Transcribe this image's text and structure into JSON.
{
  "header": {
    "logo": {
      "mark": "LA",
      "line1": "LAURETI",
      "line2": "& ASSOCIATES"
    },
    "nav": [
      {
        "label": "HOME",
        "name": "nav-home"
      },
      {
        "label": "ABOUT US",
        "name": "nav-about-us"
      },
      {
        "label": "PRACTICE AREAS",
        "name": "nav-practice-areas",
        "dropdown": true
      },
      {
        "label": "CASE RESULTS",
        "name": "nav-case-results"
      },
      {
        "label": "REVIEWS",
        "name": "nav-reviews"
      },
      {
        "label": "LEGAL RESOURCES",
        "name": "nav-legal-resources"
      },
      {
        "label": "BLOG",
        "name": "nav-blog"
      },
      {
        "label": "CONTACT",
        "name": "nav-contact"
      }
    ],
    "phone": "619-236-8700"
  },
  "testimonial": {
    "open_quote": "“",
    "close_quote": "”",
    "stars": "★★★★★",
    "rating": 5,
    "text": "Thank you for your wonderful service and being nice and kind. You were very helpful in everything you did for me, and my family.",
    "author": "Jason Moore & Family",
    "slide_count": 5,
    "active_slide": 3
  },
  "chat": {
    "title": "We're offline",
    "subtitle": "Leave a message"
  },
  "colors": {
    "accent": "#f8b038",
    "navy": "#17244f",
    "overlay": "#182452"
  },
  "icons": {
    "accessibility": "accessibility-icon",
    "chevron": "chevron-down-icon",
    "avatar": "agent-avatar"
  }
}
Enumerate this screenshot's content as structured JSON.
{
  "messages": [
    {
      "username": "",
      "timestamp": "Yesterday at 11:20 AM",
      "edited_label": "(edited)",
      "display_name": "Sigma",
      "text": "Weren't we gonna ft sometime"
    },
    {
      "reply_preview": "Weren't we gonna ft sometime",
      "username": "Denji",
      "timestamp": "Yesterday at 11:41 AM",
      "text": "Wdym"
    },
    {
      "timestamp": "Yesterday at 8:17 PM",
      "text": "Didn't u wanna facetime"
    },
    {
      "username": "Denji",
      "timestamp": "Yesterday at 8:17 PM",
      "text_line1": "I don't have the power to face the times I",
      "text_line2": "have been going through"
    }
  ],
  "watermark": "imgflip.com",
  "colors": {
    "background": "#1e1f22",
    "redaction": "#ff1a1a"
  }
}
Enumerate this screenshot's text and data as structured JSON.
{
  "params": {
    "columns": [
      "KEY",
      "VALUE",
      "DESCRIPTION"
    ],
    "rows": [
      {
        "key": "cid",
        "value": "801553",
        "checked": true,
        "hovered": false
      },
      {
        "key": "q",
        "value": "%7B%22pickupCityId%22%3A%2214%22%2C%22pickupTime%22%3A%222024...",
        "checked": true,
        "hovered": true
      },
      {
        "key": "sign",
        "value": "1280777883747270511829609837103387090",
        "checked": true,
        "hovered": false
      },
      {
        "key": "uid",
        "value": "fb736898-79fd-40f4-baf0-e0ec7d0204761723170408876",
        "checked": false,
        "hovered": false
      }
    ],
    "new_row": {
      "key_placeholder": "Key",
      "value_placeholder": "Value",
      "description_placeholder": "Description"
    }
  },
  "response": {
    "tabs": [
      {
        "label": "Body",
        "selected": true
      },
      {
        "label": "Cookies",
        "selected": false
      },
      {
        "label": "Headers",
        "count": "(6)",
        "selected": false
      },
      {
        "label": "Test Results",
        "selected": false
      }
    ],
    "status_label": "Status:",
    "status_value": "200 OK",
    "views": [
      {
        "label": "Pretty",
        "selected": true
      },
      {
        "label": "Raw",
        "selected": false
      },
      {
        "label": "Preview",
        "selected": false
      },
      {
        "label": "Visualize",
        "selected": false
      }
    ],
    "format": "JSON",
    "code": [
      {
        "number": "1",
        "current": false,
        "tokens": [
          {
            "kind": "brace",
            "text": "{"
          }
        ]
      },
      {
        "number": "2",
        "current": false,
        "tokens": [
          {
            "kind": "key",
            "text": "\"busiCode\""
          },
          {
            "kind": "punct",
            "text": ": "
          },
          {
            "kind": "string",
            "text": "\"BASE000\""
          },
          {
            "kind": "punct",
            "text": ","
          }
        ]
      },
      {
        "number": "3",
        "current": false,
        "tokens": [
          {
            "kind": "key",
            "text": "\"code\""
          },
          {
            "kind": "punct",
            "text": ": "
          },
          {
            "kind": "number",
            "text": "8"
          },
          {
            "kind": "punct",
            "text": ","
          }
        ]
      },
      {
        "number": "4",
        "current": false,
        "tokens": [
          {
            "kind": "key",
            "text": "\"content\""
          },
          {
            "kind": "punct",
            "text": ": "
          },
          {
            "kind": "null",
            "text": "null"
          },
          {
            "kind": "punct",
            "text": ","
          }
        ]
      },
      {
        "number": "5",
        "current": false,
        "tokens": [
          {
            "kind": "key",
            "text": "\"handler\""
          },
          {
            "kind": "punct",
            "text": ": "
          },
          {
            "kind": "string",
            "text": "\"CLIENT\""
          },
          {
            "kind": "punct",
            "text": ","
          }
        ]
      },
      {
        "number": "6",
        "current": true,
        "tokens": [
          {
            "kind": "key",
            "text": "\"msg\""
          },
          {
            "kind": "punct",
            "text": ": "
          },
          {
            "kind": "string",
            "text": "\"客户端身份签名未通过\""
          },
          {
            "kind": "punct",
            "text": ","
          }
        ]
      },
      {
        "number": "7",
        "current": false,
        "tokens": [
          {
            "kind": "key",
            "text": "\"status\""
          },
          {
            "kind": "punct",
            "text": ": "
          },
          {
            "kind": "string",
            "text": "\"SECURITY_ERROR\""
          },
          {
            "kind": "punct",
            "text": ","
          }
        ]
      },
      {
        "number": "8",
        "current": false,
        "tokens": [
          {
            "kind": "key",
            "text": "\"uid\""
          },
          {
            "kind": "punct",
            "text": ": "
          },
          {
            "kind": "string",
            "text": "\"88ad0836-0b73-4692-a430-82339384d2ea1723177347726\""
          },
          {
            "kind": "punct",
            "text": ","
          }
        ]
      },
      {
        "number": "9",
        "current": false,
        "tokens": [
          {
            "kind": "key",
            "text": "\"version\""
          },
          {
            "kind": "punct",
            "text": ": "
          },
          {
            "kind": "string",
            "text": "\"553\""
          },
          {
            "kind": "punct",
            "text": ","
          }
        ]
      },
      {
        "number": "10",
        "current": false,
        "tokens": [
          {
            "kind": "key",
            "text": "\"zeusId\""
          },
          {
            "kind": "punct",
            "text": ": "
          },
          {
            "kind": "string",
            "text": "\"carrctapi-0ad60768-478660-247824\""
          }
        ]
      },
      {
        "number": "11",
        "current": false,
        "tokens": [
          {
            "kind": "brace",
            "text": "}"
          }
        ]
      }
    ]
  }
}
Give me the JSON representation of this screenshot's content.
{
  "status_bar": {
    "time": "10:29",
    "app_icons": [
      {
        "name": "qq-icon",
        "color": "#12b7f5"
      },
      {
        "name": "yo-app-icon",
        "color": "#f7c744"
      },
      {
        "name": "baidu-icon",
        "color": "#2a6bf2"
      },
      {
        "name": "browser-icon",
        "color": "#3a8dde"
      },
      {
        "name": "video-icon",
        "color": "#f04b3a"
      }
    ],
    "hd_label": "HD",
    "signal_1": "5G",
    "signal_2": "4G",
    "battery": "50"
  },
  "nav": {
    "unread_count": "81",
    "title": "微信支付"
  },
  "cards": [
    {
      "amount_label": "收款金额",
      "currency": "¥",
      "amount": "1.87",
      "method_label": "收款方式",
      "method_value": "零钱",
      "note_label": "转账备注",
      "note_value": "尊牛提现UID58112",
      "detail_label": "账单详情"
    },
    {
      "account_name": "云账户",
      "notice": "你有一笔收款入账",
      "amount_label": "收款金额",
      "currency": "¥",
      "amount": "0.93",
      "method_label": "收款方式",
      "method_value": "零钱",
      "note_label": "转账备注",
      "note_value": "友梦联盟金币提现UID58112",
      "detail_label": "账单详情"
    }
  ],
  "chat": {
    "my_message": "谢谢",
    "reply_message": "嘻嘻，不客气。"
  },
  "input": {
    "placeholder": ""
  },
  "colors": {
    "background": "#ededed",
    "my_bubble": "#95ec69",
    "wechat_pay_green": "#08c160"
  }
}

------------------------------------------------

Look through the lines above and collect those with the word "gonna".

      "text": "Weren't we gonna ft sometime"
      "reply_preview": "Weren't we gonna ft sometime",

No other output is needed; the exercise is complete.